Cladding with Plasma Arc Welding (PAW)
By Steve Massey on Monday, August 6th, 2012
Plasma arc welding (PAW) is very similar to gas tungsten arc welding (GTAW). If you look at the schematic shown in Figure 1 you can see that the arc in PAW is created between a non-consumable tungsten electrode and is constricted by passing through an orifice. This provides a more columnar arc with a higher energy density when compared to GTAW. Two benefits of PAW are that the electrode is recessed in the tip and protected from easy contamination and it is less sensitive to standoff distance. These properties are desirable when automating the process.
Because PAW produces a high quality weld deposit without spatter and minimal porosity, it is a desirable process for cladding. Cladding material can be introduced to the weld pool in powder or wire form. EWI’s PAW system that uses powder feed is shown in Figure 2. On this system the powder is fed through the torch and introduced at a focal point beyond the tip where the weld pool will be. Using powder is an advantage when using materials that are expensive or difficult to get in wire form or when performing precision build-ups. When adding wire on other systems, it can be introduced to the weld pool “cold” or “hot”. Hot-wire feed is when the wire is preheated prior to being introduced to the weld pool versus no heating for cold-wire.
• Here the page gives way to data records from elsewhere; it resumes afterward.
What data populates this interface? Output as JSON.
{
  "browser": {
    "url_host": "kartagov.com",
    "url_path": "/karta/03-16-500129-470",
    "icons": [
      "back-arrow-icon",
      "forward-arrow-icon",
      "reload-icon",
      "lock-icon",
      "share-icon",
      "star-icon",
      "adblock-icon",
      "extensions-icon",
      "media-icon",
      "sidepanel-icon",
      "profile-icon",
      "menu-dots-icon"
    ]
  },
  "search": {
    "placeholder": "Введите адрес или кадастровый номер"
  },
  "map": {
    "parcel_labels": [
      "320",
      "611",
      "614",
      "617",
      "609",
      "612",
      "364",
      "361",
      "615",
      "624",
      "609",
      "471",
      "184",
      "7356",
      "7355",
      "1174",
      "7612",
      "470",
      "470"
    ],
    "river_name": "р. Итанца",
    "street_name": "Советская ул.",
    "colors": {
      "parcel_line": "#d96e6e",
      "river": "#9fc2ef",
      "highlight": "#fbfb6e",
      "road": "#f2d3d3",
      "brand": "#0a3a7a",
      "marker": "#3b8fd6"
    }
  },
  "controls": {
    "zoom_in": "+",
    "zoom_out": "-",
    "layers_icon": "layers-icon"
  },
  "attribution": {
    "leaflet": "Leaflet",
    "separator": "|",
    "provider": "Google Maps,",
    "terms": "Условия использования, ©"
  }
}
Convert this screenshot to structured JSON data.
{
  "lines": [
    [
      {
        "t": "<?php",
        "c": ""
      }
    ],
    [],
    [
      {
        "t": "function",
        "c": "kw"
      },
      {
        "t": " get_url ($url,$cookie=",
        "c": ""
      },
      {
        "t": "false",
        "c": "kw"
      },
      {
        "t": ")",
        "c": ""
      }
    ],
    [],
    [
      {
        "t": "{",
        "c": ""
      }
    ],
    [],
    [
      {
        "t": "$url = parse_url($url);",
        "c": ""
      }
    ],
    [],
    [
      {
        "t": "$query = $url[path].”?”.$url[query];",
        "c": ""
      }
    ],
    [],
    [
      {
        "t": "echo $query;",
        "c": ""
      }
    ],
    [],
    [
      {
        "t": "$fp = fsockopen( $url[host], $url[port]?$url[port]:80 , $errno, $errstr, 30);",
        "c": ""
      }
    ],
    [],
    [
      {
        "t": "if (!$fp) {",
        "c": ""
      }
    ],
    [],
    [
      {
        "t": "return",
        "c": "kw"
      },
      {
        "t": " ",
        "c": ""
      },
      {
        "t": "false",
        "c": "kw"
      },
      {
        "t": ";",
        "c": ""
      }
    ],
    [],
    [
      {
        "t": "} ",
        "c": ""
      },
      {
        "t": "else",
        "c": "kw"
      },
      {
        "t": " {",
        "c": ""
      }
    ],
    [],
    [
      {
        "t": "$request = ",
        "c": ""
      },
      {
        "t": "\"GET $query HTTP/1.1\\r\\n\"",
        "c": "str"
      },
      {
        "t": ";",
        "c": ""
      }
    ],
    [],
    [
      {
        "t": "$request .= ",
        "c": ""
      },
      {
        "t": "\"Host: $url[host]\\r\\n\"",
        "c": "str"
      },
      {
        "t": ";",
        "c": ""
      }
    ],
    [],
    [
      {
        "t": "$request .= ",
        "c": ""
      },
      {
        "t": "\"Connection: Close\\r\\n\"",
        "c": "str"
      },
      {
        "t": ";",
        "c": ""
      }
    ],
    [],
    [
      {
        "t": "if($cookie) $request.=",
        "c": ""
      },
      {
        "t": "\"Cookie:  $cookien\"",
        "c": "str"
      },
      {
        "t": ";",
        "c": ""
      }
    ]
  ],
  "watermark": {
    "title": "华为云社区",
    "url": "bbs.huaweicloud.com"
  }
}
One of the key characteristics of cladding with PAW is the ability to independently control the wire feed and arc energy, thus allowing dilution to be controlled. Dilution of 5% to 20% can typically be achieved. This process is also stable at low current which allows it to be used for precise build-ups. Deposition rates when using this process can range from as low as 1-lb/hr with powder up to 60-lbs/hr with hot-wire. A couple of examples made using PAW with powder feed are shown in Figure 3.
For information related to cladding with PAW, feel free to contact Steve Massey at firstname.lastname@example.org or 614.688.5000.
For information on another high productivity cladding process see Marc Purslow’s blog on Strip-Cladding.